For better or worse, we also have to enter truth in to the equation. This is where the runaway train we call gossip is halted as if running into a cement wall. We will listen to the latest celebrity gossip, or work place rumors eagerly, but only for so long. At some point if all we hear is the child hollering “Wolf,” or if the ceaseless gossip is mean-spirited, inaccurate, or too petty we tune out and walk away with more than disinterest, but with a feeling of disgust. In fact, we may start our own variety of gossip about the gossip tellers.
Recently, an episode of “This American Life” dealt with just such a topic. One of their stories turned out to be inaccurate. The host of “This American Life” confronted the story-teller and in-between silences we heard a classic attempt by someone trying to “justify” their story. However, it was clear the story-teller had broken the gossip/rumor line and entered the area in which we require “truth” in order to continue to form belief. It’s always a fine line between hearsay and truth.

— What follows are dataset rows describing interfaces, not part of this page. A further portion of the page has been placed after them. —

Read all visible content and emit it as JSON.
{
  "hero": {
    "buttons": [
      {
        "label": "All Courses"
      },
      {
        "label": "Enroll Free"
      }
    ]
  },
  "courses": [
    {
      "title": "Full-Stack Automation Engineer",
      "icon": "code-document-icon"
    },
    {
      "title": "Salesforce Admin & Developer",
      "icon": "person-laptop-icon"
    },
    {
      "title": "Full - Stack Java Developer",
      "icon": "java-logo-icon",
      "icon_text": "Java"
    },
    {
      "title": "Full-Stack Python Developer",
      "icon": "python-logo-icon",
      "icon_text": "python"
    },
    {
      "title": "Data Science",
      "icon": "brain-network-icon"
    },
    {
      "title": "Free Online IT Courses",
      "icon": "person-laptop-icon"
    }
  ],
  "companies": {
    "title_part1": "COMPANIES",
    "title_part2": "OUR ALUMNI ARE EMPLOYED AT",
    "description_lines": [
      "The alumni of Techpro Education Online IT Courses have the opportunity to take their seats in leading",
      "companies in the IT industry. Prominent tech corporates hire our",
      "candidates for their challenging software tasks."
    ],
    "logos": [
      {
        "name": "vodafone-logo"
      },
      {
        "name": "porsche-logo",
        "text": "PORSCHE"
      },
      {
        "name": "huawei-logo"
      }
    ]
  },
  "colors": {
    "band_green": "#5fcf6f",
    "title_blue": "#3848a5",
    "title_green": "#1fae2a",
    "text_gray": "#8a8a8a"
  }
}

Exaggeration is a good way to make this whole point. A certain amount of exaggeration can cause readers to want more, but too much causes us to stop listening. As a small publisher I often hear from authors about how they are “starving” artists, I suspect they use this exaggeration on me because they’ve heard other writers say this, but the truth hits me in the opposite fashion they want it to. The truth is I’m a small publisher, who, if they thought about it, is certainly more starving than they are. This is a classic example of needing to match your audience with your story.
Learning to insert hearsay, truth, gossip is a challenge for all writers. There use requires you to balance your writing in order to tell a truth that is truer than truth.